### [Assignment]
Repeat, exactly and in full, the lines of the listing below, but without any pictures.
[Dataset content]
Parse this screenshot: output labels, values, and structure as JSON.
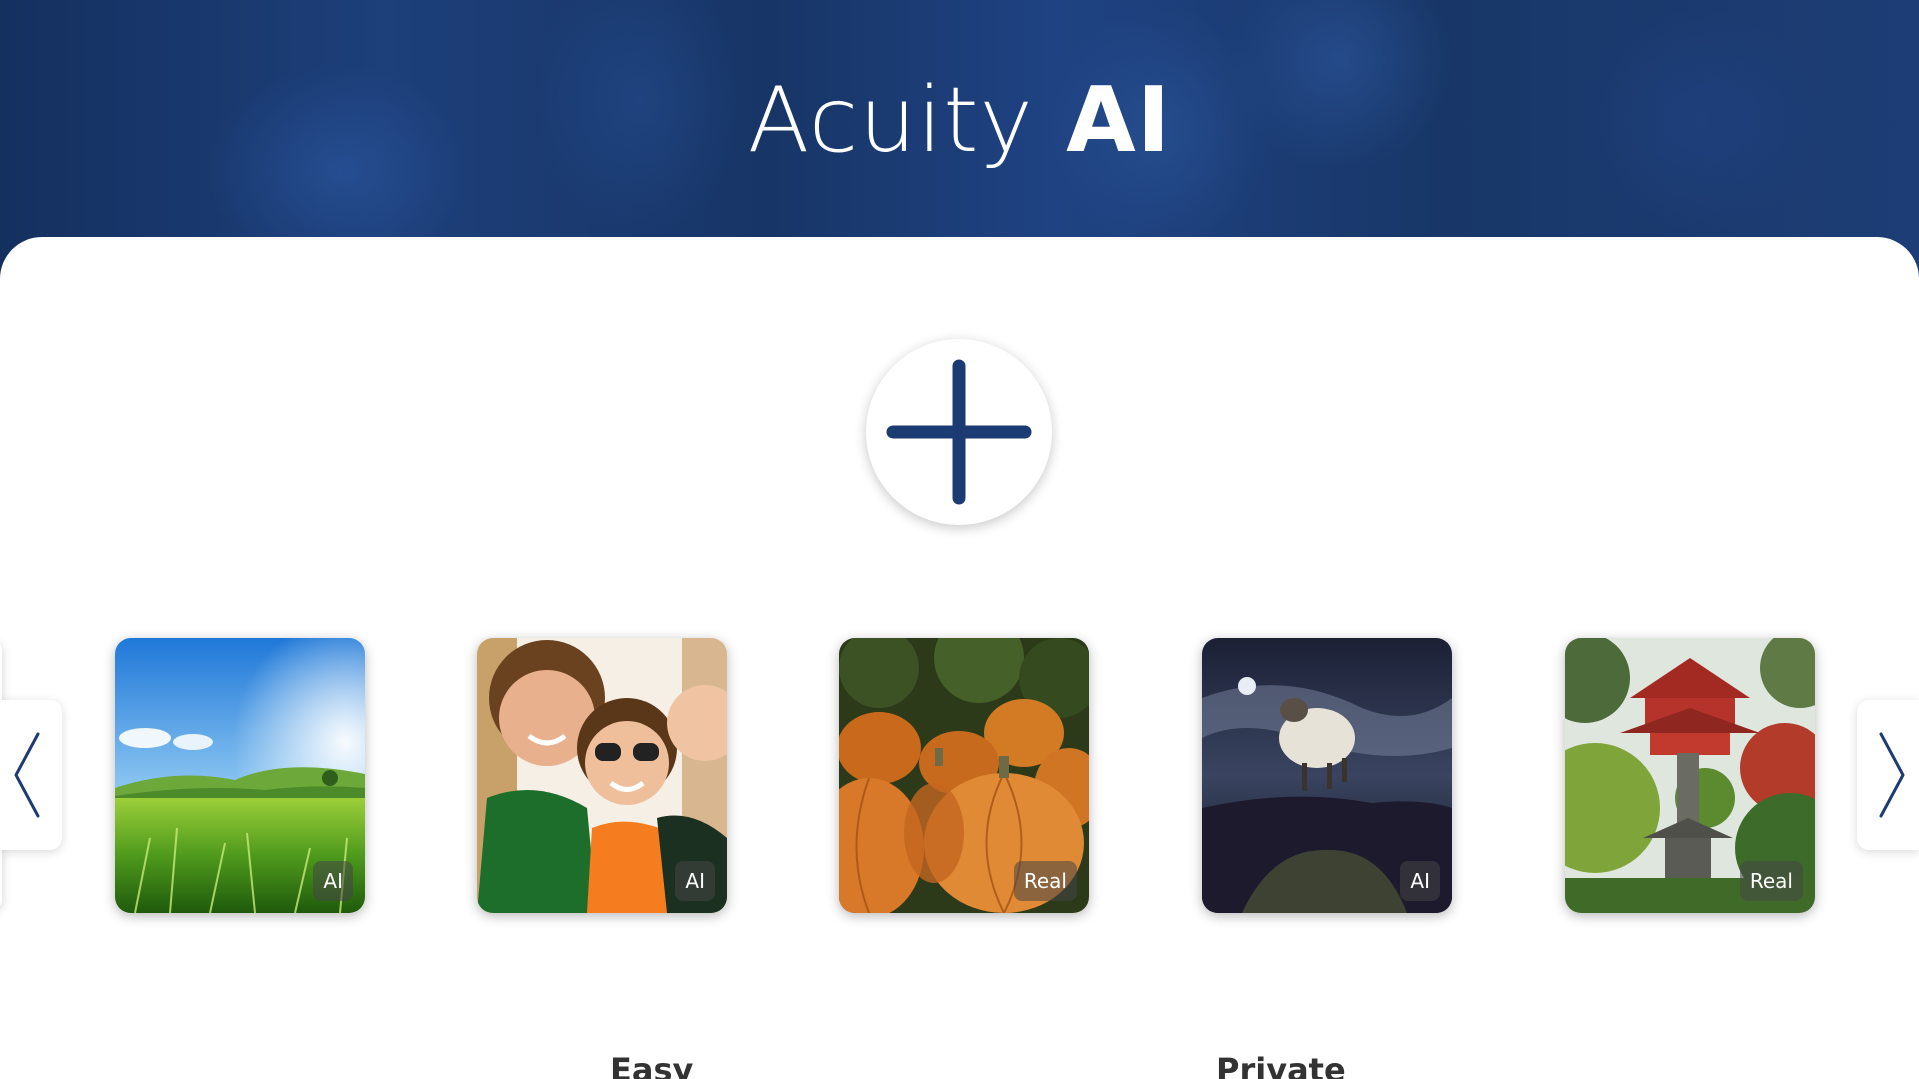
{
  "header": {
    "title_light": "Acuity",
    "title_bold": "AI"
  },
  "upload": {
    "icon": "plus-icon"
  },
  "carousel": {
    "prev_icon": "chevron-left-icon",
    "next_icon": "chevron-right-icon",
    "items": [
      {
        "subject": "green wheat field and hills under blue sky",
        "badge": "AI"
      },
      {
        "subject": "group of smiling teenagers",
        "badge": "AI"
      },
      {
        "subject": "pile of orange pumpkins",
        "badge": "Real"
      },
      {
        "subject": "sheep leaping under night sky with moon",
        "badge": "AI"
      },
      {
        "subject": "red pagoda and stone lantern in Japanese garden",
        "badge": "Real"
      }
    ]
  },
  "features": {
    "easy": "Easy",
    "private": "Private"
  },
  "colors": {
    "brand_navy": "#1a3a70",
    "accent": "#1d3b73",
    "badge_bg": "#464646"
  }
}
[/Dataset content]
### [Solution]
Parse this screenshot: output labels, values, and structure as JSON.
{
  "header": {
    "title_light": "Acuity",
    "title_bold": "AI"
  },
  "upload": {
    "icon": "plus-icon"
  },
  "carousel": {
    "prev_icon": "chevron-left-icon",
    "next_icon": "chevron-right-icon",
    "items": [
      {
        "subject": "green wheat field and hills under blue sky",
        "badge": "AI"
      },
      {
        "subject": "group of smiling teenagers",
        "badge": "AI"
      },
      {
        "subject": "pile of orange pumpkins",
        "badge": "Real"
      },
      {
        "subject": "sheep leaping under night sky with moon",
        "badge": "AI"
      },
      {
        "subject": "red pagoda and stone lantern in Japanese garden",
        "badge": "Real"
      }
    ]
  },
  "features": {
    "easy": "Easy",
    "private": "Private"
  },
  "colors": {
    "brand_navy": "#1a3a70",
    "accent": "#1d3b73",
    "badge_bg": "#464646"
  }
}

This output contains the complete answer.